We are looking forward to a lovely group of Christian young people from Paris, and their song leader Don Daugherty, to be with us during Easter break. This chorus will sing every night in an auditorium which we will rent, the main purpose of which will be to have a successful meeting with the young people that we have learned to know through our program here. Ours is an interesting and rewarding work indeed. There is always something going on or in the planning that involves all of our faculties - mental, physical, and spiritual.

After I had finished writing, I remembered “Sonja.” This was a girl of seventeen I took in as a protégé in 1965 and kept till close to the end of 1967. She was a girl whose parents were divorced and re-married - and neither had a place for Sonja in their hearts. I met Sonja at her father's, where she had been coaxed by his promises to provide for her, against the decision of the judge who granted the divorce. After a few months of her stay in Berlin she and her step-mother (twelve years older than Sonja) had a falling-out. So I took her in and was her “Tante Mutti” (as she called me then) until she married a fine Christian boy in the American Air Force - now a custom's officer in New Mexico. While she was with me she learned to know the truth and became a Christian. It was at my place that she became acquainted with other Christian young people, and especially Larry. Today she is the mother of two darling little girls and writes to me as “Tante Omi,” (Aunty Grandma). She and Larry are planning to visit me this year - a treat which I can hardly wait for. This story belongs to my Berlin favorites!

When I look back upon the time that I have spent in Europe it seems but a day. The five years I had planned on staying have been multiplied by four. By May 27th of this year (1973) I will have completed twenty-one years on the east side of the broad Atlantic. The Lord has been good to me. He has answered my many prayers and richly blessed my meager efforts.

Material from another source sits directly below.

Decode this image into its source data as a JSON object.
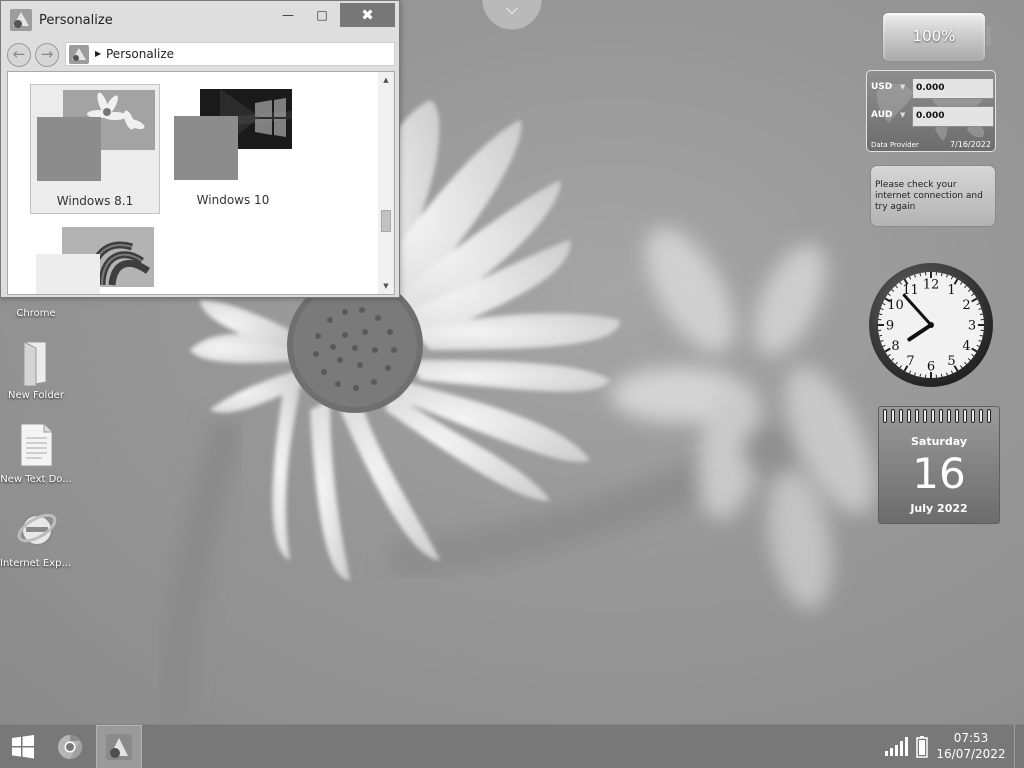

He has guided me to the realization of many a childhood dream and adult aspiration. His hand has led me gently up the river of life, regardless of the rocks and shoals that tried to bar the way. May He yet grant me health and wisdom to continue to tell the wondrous story of Jesus and His love.

It is my sincerest wish that many a young person reading this will be inspired to devote the best of his years and his talents in the service of the great Master and thereby lay up treasures in Heaven where decay is not known. May he, like the prophet of old, stretch out his hand to the pleading Saviour, saying: “Lord, here am I, send me!”

Published in The Old Paths Archive